During part of a driving tour of ancient Rome this year, our (my wife's and my) tour guide drove us to a small courtyard on one of the hills near the Colosseum. As he parked the car, I noticed two rather serious looking militia with automatic weapons standing in the courtyard—and I hoped they weren't there for me! They had their fingers over the triggers the whole time I was there, though they seemed friendly enough as we passed by on our way to a mysterious door.

The tour guide told us that there was a delightful treat waiting for us; he told us to look into a small keyhole, not a half inch in diameter, and see what we could see. It was obvious many people had touched the door around the keyhole, so it had to be a somewhat popular thing to do.

My own suspicions made me hesitate from putting my eye to the hole—whenever I'm told to do something touristy, like rub the belly of a bronze Billiken statue, I remember what college kids did to such statues—but when my eye came into focus, I saw a brilliant and beautiful sight. A sight that cannot be adequately captured by a camera:

Rome from St. Peter's Dome (Cupola)

Rome from Copula of St. Peters Basilica

This is a panorama shot from the top of St. Peters Basilica in Rome (the Cupola is the Dome).

The image is 9611x2937, and if you view the original, you can see details down to some of the furthest buildings—such as the two small domes of St. Maria Maggiore, the dome of the Pantheon, the 'Wedding Cake' (Monument to Vittorio Emmanuele II), and more!
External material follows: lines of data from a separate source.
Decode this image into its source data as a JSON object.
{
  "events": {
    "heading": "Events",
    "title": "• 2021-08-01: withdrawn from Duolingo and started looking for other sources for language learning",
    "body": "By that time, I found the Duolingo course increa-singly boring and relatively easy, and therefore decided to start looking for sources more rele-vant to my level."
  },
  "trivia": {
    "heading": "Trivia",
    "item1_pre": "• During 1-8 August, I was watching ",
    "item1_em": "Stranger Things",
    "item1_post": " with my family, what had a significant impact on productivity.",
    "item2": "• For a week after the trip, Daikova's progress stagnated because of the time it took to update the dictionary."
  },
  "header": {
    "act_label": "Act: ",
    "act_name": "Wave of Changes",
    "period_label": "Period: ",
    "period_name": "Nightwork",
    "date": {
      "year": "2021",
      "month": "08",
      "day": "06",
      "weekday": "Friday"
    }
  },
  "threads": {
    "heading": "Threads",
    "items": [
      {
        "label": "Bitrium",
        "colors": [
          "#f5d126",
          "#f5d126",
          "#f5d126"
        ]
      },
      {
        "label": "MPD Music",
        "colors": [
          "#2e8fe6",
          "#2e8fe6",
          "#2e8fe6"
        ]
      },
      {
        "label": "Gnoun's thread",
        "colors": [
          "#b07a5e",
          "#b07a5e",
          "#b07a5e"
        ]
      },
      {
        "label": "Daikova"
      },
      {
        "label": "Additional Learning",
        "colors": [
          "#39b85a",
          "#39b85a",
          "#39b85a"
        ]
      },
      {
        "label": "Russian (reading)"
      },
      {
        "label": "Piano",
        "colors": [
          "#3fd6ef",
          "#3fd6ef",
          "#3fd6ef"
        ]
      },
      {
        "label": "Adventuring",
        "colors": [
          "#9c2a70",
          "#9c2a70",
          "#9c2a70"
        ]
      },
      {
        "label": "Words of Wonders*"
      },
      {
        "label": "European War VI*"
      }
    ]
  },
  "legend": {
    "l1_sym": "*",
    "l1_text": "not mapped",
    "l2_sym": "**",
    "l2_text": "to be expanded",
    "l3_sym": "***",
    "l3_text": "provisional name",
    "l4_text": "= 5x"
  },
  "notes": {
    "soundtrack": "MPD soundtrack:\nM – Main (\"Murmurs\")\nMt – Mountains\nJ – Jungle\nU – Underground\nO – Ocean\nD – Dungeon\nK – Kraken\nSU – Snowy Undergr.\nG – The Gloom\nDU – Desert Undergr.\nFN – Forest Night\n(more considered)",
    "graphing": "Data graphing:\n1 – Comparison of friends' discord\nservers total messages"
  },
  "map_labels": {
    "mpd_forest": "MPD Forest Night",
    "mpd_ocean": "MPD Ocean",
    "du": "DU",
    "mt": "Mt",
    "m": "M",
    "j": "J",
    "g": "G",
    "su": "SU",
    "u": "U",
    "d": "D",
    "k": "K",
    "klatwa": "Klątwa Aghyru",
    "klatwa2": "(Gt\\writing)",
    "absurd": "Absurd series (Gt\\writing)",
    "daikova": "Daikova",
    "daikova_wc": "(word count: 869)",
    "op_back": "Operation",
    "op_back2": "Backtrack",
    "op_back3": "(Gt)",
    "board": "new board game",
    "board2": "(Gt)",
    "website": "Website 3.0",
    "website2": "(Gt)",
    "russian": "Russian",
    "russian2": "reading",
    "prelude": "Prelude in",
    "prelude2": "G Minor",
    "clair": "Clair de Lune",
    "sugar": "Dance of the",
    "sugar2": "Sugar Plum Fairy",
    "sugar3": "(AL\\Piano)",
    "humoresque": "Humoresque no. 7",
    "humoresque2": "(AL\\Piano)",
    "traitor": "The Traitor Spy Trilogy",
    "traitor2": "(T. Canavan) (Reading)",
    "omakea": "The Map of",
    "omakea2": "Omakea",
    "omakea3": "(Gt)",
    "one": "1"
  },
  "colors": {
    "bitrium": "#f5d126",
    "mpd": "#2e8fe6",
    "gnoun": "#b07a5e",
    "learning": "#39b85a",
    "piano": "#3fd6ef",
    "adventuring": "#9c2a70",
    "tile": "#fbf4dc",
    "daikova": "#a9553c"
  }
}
If you zoom in, you can also see the cars driving to and from St. Peter's Square.

I shot this image series on a stormy day in March with my Nikon D7000. I stitched the images together with Adobe Photoshop CS5.